TRY IT:
Scan the entries below and say how many lines contain "Export". Write only the number.

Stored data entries

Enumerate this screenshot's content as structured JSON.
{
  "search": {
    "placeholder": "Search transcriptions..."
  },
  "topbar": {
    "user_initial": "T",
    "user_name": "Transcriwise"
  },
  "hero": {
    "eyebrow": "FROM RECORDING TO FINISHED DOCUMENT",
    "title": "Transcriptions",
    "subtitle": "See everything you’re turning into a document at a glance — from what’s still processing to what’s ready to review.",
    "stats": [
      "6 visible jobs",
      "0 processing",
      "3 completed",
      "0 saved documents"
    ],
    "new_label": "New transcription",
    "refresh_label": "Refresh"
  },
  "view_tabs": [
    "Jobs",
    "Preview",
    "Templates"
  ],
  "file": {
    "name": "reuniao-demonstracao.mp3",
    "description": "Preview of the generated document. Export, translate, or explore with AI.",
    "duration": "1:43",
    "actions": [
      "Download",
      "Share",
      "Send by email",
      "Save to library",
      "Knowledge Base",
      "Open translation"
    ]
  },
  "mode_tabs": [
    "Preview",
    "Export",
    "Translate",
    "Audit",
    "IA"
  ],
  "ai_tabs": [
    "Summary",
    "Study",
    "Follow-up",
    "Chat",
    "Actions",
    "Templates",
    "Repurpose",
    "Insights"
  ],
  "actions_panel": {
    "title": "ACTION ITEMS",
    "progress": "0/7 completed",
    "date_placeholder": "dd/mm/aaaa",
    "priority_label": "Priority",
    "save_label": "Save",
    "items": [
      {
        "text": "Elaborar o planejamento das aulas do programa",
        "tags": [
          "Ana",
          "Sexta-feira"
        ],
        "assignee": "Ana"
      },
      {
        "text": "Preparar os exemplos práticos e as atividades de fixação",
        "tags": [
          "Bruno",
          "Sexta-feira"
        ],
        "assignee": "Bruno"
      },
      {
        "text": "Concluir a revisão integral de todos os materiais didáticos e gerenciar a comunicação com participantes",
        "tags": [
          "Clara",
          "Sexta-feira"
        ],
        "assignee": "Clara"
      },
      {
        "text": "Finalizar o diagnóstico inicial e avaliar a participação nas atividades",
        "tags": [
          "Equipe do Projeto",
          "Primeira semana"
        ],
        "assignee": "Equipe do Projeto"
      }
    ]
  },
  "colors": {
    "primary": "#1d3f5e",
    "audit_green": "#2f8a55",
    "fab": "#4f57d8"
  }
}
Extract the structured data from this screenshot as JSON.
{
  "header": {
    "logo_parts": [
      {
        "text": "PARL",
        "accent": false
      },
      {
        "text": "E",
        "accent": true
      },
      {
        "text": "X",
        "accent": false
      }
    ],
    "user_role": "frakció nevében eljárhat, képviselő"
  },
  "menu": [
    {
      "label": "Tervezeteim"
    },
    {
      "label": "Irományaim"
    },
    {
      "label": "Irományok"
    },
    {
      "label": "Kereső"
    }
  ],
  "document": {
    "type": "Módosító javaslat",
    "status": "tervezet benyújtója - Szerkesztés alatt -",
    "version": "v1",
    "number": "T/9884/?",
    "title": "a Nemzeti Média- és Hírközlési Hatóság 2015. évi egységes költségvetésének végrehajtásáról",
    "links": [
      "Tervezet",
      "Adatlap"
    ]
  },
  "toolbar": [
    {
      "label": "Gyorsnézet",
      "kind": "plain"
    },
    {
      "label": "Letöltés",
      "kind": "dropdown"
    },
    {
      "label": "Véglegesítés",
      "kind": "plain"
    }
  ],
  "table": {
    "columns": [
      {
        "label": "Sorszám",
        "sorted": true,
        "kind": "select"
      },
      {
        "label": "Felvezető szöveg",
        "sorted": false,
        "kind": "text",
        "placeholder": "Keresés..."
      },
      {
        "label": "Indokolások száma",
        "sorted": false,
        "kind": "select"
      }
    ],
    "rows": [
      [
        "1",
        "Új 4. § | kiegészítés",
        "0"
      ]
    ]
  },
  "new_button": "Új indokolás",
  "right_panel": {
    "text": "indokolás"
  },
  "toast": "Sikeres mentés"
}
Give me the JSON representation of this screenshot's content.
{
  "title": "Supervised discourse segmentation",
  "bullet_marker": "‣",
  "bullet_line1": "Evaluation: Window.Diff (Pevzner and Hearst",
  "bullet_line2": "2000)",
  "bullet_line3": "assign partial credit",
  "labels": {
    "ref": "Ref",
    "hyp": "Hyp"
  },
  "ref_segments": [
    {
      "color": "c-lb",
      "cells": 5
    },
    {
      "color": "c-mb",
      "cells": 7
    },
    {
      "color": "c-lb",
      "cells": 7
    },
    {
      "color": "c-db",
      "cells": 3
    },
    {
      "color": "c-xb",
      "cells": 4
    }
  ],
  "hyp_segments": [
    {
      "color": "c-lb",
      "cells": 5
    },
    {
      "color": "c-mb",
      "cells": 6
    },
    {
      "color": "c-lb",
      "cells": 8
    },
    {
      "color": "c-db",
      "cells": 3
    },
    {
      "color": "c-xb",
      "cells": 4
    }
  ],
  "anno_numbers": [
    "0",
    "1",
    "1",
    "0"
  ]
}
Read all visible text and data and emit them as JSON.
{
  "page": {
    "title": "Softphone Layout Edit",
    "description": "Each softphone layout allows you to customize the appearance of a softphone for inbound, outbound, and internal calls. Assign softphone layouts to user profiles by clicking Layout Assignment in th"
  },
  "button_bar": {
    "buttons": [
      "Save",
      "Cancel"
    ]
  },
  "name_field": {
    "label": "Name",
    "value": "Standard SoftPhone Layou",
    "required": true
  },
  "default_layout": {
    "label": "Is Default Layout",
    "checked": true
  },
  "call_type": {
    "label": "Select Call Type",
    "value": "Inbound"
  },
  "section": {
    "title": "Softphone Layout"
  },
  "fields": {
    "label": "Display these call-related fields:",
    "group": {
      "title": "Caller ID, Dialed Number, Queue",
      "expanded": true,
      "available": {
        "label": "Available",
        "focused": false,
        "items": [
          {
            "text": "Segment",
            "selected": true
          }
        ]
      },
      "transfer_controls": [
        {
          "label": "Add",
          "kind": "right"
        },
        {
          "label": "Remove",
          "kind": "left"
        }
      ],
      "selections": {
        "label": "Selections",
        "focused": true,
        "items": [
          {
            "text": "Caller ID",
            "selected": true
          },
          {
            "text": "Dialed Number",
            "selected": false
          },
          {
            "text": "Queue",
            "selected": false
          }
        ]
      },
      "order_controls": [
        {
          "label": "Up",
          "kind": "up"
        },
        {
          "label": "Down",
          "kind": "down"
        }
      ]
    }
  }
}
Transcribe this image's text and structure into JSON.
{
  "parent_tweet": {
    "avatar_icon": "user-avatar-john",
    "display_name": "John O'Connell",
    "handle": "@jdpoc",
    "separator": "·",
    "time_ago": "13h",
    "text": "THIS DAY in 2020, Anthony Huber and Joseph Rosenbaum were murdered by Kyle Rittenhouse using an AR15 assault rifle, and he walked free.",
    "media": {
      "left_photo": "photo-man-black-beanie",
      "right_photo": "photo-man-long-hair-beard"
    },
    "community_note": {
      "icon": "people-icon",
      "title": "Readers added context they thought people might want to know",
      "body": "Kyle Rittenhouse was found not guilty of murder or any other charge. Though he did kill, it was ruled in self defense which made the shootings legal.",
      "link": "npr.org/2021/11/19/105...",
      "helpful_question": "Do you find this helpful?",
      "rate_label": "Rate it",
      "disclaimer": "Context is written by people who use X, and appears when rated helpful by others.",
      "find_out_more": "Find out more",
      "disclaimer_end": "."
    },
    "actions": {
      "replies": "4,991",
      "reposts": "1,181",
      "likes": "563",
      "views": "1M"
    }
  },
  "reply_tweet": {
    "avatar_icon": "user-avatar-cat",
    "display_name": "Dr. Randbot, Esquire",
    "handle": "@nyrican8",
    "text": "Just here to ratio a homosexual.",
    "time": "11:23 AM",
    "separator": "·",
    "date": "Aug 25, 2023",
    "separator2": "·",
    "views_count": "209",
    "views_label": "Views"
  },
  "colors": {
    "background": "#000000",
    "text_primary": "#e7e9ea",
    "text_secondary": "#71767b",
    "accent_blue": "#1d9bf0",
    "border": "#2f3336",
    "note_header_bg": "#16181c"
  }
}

WRITTEN REPLY:
2